Back in 1906 a car known as the Rolls-Royce 40/50HP was created but it very quickly became known as the Silver Ghost.
How this came about was probably accidental. To get some publicity a demonstrator car was built and this was painted silver using aluminium paint and given silverplated fittings. This car, and this car alone, was named the 'Silver Ghost' (this was to stress how quiet the car was) and there was in fact a name plaque to this effect on the bulkhead. The car was entered in the 1907 Scottish Reliability Trials and then straight after that it was given a thorough test over 15,000 miles on UK roads.
Maximum publicity was arranged by Rolls-Royce; this was a very brave thing to do bearing in mind the fact that cars of the time were very unreliable, and roads were in an even more shocking state than they are today! Nevertheless the exercise was successful; the motoring press was extremely impressed and the name 'Silver Ghost' was used by them to describe the model, not the individual car. Although Rolls-Royce themselves never adopted the name until 1925 it stayed with the car in the eyes of the buying public from then on. It would be interesting to know if as many would have been sold had it still being called the 40/50HP!

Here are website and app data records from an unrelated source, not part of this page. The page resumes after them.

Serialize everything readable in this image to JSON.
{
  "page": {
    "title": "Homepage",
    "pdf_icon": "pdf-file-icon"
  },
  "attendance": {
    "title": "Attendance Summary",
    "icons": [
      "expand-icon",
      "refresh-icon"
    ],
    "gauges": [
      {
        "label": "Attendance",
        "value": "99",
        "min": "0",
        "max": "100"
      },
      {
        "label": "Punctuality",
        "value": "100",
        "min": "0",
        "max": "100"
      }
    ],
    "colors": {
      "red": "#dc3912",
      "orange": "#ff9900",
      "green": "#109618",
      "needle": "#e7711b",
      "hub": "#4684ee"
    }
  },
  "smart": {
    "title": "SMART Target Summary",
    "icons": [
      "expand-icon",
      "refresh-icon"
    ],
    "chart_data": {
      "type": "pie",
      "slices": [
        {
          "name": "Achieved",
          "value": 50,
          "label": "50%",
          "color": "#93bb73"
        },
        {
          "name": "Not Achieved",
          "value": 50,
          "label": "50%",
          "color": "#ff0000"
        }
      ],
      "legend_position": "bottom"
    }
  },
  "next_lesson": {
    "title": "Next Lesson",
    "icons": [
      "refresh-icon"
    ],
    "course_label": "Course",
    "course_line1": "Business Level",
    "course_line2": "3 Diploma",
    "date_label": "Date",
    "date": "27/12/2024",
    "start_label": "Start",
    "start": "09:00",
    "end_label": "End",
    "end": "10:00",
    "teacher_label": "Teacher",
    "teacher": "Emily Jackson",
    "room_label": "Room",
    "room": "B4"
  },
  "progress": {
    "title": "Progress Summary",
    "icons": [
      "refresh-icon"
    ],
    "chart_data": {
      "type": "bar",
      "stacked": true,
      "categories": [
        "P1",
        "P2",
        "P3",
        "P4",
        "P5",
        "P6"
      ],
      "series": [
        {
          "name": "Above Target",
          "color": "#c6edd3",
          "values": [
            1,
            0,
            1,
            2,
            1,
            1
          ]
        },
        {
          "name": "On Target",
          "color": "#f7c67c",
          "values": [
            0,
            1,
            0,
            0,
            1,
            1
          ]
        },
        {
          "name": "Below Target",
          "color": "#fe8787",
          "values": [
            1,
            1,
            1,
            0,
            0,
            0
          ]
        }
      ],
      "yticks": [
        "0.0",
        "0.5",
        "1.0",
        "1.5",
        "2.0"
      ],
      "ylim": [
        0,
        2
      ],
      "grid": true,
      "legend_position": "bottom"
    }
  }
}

The straight six cylinder engine with two spark plugs per cylinder had a total capacity of more than seven litres; a huge displacement by modern standards but power output was still not all that impressive at just 48 brake horsepower. This propelled the car at up to 78 mph. It was usually sold as a rolling chassis only with buyers free to select their own coachbuilders to finish it off to their own specifications.

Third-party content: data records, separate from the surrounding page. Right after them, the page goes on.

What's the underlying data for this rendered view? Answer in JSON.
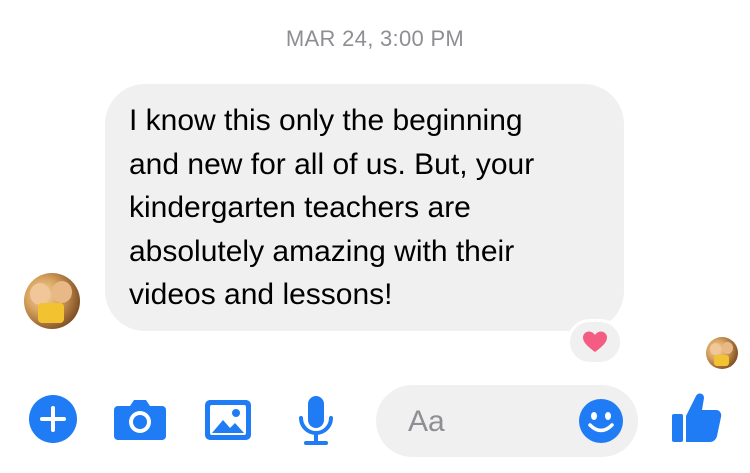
{
  "conversation": {
    "timestamp": "MAR 24, 3:00 PM",
    "message": {
      "lines": [
        "I know this only the beginning",
        "and new for all of us. But, your",
        "kindergarten teachers are",
        "absolutely amazing with their",
        "videos and lessons!"
      ],
      "reaction": "heart-icon"
    }
  },
  "composer": {
    "placeholder": "Aa"
  },
  "toolbar": {
    "icons": [
      "add-icon",
      "camera-icon",
      "photo-icon",
      "microphone-icon",
      "emoji-icon",
      "thumbs-up-icon"
    ]
  },
  "colors": {
    "accent": "#1f7cf4",
    "bubble": "#f0f0f0",
    "heart": "#f45c82",
    "timestamp": "#8e8e93"
  }
}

Although the technology was cutting-edge for the beginning of the 20th century, by today's standards it was positively primitive! A hand operated brake affected the rear wheels only, with a foot pedal which, it was hoped, could slow down the rotation of the prop shaft; and this was one big heavy car; and electric lights weren't even optional until just before war was declared in 1914, when production for the domestic market was stopped so that the company could concentrate on war work.
It wasn't really, however, the technical innovations or design of this car (which was very expensive and definitely not one for the masses to buy) but the sheer unbreakable reliability of it that impressed buyers, and production, after the war ended, continued right up until 1926 by which time 7874 of them had been built and sold. They can now change hands for tens of millions of pounds each.